The Chinese Taijitu symbol, also known as the Yin and Yang, symbolizes the duality and balance of everything. It appears in many contexts, including ancient Confucian writings, martial arts, and even the national flag of South Korea. The Taijitu is always shown with the yin (dark side) and the yang (light side) in balance. But, what happens when they are unbalanced?

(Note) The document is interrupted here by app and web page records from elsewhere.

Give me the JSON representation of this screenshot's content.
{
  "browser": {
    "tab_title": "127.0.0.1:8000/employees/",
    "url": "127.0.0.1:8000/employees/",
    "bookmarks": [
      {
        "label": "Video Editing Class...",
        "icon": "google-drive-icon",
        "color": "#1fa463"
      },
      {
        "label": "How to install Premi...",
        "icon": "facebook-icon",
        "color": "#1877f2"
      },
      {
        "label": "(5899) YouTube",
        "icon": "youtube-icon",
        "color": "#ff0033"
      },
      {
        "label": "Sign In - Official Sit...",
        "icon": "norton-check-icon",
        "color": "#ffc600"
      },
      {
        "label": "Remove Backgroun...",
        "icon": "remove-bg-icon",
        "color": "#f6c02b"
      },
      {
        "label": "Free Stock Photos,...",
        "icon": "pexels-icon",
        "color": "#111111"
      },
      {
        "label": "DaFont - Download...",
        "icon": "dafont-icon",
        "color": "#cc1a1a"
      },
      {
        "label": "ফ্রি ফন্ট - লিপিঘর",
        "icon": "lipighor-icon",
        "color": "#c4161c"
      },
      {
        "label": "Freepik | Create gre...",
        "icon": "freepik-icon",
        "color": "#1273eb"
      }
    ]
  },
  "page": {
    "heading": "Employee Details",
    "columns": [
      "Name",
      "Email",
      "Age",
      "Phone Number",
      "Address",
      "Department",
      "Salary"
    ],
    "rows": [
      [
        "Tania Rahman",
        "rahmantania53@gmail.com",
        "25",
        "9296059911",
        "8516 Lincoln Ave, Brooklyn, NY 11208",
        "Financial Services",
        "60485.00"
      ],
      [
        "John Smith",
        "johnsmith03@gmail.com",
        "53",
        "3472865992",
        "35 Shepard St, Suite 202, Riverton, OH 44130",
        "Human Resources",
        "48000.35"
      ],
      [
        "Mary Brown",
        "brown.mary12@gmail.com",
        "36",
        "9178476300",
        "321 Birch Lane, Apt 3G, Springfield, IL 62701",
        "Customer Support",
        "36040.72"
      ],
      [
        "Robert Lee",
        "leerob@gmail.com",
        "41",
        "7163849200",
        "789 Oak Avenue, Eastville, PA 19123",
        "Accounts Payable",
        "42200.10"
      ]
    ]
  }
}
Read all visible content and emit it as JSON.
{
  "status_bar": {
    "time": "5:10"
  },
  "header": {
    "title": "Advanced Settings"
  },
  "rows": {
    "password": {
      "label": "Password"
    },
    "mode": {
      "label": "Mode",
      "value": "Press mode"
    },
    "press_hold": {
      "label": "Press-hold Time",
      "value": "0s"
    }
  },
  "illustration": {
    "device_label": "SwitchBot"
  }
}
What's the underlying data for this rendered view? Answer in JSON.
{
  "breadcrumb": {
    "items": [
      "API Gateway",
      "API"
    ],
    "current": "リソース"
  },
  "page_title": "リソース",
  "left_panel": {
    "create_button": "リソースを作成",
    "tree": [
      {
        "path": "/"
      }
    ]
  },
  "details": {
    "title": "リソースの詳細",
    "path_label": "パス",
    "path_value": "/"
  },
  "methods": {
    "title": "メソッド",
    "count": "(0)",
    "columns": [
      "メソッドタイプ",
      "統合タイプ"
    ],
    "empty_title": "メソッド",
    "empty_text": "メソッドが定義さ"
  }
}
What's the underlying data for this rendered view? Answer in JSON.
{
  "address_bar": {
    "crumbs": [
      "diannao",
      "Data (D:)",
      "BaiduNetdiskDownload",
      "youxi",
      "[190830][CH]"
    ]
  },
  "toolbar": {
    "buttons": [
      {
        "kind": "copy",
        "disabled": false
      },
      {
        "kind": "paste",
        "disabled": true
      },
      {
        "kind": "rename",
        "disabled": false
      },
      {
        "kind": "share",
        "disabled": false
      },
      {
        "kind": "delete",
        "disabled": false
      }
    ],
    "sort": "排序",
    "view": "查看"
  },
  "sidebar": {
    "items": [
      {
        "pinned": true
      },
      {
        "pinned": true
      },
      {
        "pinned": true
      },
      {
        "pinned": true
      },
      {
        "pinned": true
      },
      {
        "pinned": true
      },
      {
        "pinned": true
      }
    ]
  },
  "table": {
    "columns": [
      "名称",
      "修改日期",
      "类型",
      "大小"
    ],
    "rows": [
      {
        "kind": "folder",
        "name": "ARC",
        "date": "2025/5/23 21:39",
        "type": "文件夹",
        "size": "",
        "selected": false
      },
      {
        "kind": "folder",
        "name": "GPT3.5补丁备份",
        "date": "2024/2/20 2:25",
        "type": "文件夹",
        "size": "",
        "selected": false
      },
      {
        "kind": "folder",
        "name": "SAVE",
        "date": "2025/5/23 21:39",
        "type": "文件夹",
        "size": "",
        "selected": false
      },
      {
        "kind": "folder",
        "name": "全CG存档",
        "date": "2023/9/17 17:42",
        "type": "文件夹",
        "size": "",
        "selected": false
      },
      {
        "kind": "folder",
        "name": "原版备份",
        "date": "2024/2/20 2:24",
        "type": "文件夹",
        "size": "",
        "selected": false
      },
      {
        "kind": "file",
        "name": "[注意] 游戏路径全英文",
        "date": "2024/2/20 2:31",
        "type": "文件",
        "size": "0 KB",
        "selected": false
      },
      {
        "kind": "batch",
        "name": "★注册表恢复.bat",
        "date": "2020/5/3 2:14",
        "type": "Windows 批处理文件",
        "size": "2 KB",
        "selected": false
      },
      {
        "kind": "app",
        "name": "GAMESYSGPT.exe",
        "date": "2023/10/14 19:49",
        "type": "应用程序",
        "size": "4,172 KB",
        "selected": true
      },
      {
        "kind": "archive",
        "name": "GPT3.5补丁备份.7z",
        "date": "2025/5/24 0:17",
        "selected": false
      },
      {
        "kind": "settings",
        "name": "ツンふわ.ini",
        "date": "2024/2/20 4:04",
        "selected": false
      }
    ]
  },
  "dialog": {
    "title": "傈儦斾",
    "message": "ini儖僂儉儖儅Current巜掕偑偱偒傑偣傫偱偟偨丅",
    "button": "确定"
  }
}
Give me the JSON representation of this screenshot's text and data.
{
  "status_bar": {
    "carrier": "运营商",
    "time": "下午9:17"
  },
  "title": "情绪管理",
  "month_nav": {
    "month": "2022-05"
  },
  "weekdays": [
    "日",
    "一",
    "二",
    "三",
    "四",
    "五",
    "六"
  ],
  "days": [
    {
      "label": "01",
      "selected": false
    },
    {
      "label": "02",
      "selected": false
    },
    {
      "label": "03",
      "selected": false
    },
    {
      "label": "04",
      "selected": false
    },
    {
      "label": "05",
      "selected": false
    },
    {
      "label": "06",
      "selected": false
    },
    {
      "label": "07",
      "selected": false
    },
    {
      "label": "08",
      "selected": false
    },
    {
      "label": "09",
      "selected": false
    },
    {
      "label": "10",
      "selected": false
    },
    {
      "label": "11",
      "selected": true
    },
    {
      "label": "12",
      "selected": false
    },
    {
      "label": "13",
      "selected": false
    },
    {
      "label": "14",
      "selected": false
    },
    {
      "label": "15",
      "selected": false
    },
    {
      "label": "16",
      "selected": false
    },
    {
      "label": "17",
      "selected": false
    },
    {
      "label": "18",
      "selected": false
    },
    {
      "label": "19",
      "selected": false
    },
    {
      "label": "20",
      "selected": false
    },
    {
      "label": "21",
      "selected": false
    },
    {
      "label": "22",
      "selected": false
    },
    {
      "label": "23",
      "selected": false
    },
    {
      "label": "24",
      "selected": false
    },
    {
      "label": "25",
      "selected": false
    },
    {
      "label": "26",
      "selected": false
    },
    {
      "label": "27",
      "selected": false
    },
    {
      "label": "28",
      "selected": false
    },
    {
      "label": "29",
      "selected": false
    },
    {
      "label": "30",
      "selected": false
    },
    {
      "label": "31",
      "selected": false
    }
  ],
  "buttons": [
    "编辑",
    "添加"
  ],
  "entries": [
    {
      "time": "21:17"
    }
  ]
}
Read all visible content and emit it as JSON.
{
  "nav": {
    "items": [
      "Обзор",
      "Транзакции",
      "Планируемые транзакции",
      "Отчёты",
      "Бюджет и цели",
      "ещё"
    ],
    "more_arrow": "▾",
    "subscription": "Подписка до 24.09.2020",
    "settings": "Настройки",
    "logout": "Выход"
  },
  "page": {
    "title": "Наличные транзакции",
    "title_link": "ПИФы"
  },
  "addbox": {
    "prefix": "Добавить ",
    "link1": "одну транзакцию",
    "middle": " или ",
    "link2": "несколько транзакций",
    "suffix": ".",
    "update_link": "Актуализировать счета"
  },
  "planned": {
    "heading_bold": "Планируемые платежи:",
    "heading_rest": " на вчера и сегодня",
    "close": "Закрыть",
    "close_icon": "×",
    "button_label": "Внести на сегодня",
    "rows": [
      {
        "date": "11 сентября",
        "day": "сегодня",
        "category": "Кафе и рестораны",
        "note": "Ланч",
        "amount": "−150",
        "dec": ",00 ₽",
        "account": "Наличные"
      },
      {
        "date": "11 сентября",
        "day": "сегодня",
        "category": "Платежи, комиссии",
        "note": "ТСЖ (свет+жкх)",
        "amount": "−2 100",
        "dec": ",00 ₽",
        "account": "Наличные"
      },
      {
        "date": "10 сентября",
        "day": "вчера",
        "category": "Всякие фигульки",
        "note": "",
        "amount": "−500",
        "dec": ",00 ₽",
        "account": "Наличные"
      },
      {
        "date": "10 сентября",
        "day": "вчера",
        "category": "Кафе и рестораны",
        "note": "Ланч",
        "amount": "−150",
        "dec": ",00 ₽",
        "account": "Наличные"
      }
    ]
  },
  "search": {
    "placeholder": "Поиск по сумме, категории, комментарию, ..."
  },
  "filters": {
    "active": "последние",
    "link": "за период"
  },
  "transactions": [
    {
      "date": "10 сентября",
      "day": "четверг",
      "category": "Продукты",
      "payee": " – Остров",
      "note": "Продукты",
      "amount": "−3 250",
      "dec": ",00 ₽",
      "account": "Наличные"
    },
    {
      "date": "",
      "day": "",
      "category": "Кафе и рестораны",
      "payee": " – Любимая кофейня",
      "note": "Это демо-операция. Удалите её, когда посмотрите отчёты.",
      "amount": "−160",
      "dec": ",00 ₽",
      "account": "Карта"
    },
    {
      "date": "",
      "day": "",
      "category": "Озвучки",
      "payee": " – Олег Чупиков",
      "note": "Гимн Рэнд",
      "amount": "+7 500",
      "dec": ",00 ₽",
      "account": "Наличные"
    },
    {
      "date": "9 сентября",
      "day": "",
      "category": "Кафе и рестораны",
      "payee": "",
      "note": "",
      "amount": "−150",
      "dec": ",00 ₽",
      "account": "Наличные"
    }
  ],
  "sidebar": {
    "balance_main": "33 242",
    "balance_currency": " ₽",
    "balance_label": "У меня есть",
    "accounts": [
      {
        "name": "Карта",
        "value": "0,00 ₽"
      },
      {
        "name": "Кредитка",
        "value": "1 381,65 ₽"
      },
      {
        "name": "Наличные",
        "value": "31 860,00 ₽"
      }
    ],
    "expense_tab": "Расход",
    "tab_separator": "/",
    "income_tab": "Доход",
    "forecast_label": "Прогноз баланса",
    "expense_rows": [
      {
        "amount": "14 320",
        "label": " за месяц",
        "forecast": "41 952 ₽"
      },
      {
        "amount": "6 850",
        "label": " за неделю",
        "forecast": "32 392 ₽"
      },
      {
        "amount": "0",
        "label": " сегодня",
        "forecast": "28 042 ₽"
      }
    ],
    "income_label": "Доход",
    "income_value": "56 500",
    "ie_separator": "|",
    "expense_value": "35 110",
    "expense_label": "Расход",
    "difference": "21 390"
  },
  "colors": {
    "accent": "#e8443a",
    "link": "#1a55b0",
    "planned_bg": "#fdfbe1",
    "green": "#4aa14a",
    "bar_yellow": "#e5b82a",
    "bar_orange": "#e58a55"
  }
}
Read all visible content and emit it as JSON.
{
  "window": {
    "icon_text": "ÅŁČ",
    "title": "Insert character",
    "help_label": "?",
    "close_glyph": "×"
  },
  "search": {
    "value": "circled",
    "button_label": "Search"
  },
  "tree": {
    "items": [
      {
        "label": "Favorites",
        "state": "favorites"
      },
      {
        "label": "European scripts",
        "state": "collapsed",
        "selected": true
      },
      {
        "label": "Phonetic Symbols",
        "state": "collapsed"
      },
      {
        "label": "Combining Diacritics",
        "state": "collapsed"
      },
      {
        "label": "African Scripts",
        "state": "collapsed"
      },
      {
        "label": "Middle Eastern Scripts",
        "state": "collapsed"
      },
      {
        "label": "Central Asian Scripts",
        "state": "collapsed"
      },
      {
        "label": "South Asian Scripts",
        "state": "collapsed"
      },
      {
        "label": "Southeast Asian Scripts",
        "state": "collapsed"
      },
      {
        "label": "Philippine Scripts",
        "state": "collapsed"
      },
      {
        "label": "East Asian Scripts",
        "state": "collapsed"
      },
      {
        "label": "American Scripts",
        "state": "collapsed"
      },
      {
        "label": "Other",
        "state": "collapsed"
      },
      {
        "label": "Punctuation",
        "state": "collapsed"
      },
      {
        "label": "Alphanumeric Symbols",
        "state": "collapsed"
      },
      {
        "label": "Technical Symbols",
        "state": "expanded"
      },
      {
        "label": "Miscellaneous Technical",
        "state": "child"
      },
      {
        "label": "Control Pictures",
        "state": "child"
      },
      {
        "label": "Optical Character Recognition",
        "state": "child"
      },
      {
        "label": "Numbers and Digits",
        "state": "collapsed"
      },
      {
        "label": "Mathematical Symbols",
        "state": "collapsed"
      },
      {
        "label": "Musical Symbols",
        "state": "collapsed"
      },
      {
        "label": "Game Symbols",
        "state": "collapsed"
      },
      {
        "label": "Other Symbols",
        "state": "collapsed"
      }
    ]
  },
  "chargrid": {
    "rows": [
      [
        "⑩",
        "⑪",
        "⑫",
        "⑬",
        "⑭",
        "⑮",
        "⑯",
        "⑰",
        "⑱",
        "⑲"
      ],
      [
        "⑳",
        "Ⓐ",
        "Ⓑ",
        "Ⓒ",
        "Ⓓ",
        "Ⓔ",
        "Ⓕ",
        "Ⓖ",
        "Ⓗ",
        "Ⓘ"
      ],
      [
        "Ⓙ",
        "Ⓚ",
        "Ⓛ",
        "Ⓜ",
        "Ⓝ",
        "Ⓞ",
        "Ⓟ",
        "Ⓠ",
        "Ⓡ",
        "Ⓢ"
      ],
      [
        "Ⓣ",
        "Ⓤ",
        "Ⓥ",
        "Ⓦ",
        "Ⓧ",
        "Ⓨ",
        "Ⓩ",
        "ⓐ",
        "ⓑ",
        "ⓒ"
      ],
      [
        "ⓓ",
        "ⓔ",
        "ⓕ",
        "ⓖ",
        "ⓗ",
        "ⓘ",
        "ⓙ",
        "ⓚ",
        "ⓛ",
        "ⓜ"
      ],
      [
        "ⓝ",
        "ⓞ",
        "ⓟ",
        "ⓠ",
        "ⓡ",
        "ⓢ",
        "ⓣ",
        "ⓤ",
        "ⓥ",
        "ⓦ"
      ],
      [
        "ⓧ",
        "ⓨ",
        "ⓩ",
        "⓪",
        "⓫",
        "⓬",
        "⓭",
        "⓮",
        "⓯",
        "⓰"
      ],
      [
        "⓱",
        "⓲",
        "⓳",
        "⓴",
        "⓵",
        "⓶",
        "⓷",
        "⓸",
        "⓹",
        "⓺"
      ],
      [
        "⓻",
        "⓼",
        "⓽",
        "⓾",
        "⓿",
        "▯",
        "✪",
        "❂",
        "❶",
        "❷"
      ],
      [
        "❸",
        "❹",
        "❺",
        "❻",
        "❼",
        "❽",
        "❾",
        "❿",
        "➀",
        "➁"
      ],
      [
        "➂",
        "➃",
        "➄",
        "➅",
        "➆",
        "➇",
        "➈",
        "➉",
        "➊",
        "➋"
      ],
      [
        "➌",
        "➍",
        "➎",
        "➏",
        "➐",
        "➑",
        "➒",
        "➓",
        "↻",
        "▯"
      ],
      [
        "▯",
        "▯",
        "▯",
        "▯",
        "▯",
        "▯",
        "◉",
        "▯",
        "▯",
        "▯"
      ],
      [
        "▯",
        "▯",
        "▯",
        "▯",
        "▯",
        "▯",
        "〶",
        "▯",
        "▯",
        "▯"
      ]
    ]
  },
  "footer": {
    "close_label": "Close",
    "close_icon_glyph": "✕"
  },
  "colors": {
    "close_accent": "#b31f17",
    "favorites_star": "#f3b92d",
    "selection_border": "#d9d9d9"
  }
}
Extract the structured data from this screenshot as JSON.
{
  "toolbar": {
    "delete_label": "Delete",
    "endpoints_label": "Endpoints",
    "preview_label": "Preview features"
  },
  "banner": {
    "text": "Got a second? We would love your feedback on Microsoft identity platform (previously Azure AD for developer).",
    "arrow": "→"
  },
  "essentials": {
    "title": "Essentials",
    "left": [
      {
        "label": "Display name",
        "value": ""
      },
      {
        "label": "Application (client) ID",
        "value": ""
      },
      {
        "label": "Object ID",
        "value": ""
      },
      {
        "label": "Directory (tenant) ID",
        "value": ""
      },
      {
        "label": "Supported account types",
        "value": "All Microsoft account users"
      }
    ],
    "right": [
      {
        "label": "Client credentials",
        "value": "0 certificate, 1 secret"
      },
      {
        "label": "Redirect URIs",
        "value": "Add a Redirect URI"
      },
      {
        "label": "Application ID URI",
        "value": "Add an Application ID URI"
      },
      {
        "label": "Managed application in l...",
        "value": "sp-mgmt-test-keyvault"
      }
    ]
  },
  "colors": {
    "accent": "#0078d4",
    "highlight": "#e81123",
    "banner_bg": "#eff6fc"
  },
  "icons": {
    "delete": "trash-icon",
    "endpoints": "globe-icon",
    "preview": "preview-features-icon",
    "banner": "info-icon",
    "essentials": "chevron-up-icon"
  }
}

The typical Taijitu has the dark (yin) and light (yang) side separated by a specific curve that is related to the apparent path of the sun around the earth (the ecliptic), but for the purposes of this problem, we'll simply use two connected semicircles as shown below. In the image on the left, the Taijitu is balanced, with an equal area of yin and yang. The image on the right has significantly more yang (because the upper semicircle has a larger radius than the lower semicircle), and is therefore unbalanced.
Note: Each side is usually depicted with a "seed" (a small dot) of the opposite color. For simplicity, we will ignore this.
Given the overall radius (in centimeters) of the Taijitu, and the radius (in centimeters) of the upper semicircle (as shown in the images above), determine the total area of yin and yang in the corresponding Taijitu. Note that the yang (the light side) always appears on the left side of the Taijitu, and the two semicircles defining the division are always oriented as shown above.
Use value of 3.14159 for π (pi).
2 10 5 12 7
Taijitu #1: yin 157.08, yang 157.08 Taijitu #2: yin 188.50, yang 263.89